For a citizen of ancient Roman republic oratory, the skill of speech, and rhetoric, discipline of it, were of supreme importance in public sphere of his activities. While distinctly different Roman oratory and rhetoric were closely tied to their Greek counterparts and should always be considered as parts of continuum of classical era of rhetoric. In this post I will introduce three excellent secondary sources for those who wish to learn about Roman rhetoric, but let’s first take a brief look on why the subject is of importance in understanding ancient Roman culture.
A free man, citizen, of Roman republic, was expected to be able to handle his affairs with both those higher and lower in society, to be able to create a career for himself in politics and as military commander, to be able to defend his interests in courts of law and finally, but not least importantly, to be able to deliver public speech at funerals of his close relatives, especially of his father. These were the places and settings where Roman citizen depended on his skills of speech and where his success was measured by this. This can be compared to Greek citizen of for example Athens, and indeed Romans learned a lot from Greek rhetoric, even while the civic institutions were significantly different.
Roman rhetoric and oratory also had their roots in local ancient traditions, which had a great impact on both social occasions where speech was of importance but also to the style and aesthetical preferences the Romans had. Still, Roman rhetoric was mainly thaught in Greek by Greek slaves and visiting Greek philosophers and speakers during the centuries of republic and the influence of Greek rhetoric can hardly be overstated.
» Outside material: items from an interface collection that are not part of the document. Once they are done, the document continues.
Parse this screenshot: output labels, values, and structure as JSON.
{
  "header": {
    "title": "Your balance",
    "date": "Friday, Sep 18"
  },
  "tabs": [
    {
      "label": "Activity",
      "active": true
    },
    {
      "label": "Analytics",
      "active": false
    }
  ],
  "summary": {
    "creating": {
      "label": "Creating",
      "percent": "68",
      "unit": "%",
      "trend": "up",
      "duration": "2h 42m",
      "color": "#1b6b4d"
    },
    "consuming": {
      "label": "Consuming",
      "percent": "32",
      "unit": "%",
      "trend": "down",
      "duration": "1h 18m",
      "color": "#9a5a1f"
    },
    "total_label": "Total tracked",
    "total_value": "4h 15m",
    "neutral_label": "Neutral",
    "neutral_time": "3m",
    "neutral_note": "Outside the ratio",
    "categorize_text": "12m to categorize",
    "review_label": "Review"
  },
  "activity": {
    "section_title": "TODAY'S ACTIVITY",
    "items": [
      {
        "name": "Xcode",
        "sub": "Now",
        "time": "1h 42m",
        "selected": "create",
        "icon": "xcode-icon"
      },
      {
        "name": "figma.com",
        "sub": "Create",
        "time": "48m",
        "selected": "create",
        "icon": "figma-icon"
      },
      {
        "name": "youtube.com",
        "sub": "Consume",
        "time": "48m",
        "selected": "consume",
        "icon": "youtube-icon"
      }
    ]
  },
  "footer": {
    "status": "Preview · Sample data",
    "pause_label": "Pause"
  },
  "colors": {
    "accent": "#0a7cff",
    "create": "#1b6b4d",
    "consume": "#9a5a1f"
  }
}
For Roman rhetoric the main places were the funeral orations, speeches for the electorate during the election period, speeches delivered for the troops by the commander before battle and speeches at the courts of law as either as prosecutor or as defendant or their representatives. While all these occasions called for different kind of skills in speech, the classical theory of rhetoric covered all of them being both very general and very practical. All these occasions were also integral part of individuals life in ancient Rome, the audience had a lot of expectations and oratorical skills could be a decisive advantage for a Roman. An intriguing example of this is Cato the elder, who had a maxim “Rem tene, verba sequentur” (Grasp the subject, words will follow), meaning that one didn’t need fancy skills in speaking, it was enough to know what one was talking about. With easy-to-remember and easy-to-understand maxims like this Cato consciously built a reputation for himself as true hard Roman, who was opposed to Greek fancies. Still his tactic in itself was constructed according to the Greek rhetorical rules and his success in his career depended heavily on his skills of speech! There is no escaping from the fact that rhetoric was a civic skill above others.
For us modern people the importance of rhetoric is sometimes not obvious. Few of us directly owe our success in life and society to our skills of speech, but still some do. Also to understand classical rhetorical devices and techniques gives one even in our time great advantage in being in the audience: the rhetorical devices are still the same as they were more than 2000 years ago and understanding them gives one ability to penetrate into core of the issues as well as in the politics, business and in the academic world! So learning about classical rhetoric might have as big influence in the life and thoughts of modern people as learning about ancient philosophy can have.
So where to start learning about classical rhetoric? I’ll introduce next three very different books, all of which are valuable and can serve as starting point for anyone interested in classical rhetoric and oratory.
Catherine Steel: Roman oratory
About 80 pages long Steel’s book is a gold mine and a very easy starting point in the journey to understand Roman oratory. The book is divided into four sections: The Orator in Roman Society, Channels of Communication, The Practising Orator, The Orator’s education. The book gives a broad outlook on the subject and help understand the importance of the rhetoric in the Roman republican era society.
George A. Kennedy: A new history of classical rhetoric
Kennedys book covers the whole period of classical rhetoric from Greek beginnings into late antiquity. As such it offers unique overview on the relations of Greek and Roman rhetoric and to their development. Kennedy introduces us the most notable speakers of ancient era, the theory of rhetoric and history of discipline of the rhetoric in the ancient world. The book requires some basic knowledge from Greek and Roman history and culture to give its most to the reader and is scholary by nature, but these should be praises for the book and underline to usefulness of it as both general reader and for an academic alike.
William Dominik and Jon Hall (ed.): A companion to Roman rhetoric
This indispensible work contains articles by 31 scholars and gives all-around view on the Roman rhetoric. It forms a logical next step after one has finished Kennedys book and opens up the subject for deeper looks. With excellent references, recommendations for further reading and citations from primary sources the Companion leaves little room to wish for more. For most people, excluding those academics who are specialising on the subject these three works give broad and deep enough view on the subject and Companion also points out directions for further research on the subject.
Now that I have given my thoughts about some books about Roman oratory, I’d be happy to hear your thoughts about them. Which ones are your favourites? Perhaps you would like to recommend some other books on the subject? Different books for different readership? Please feel free to share your thoughts below or write to me privately!
L. Licinius Lucullus
Consul Res Publica Romana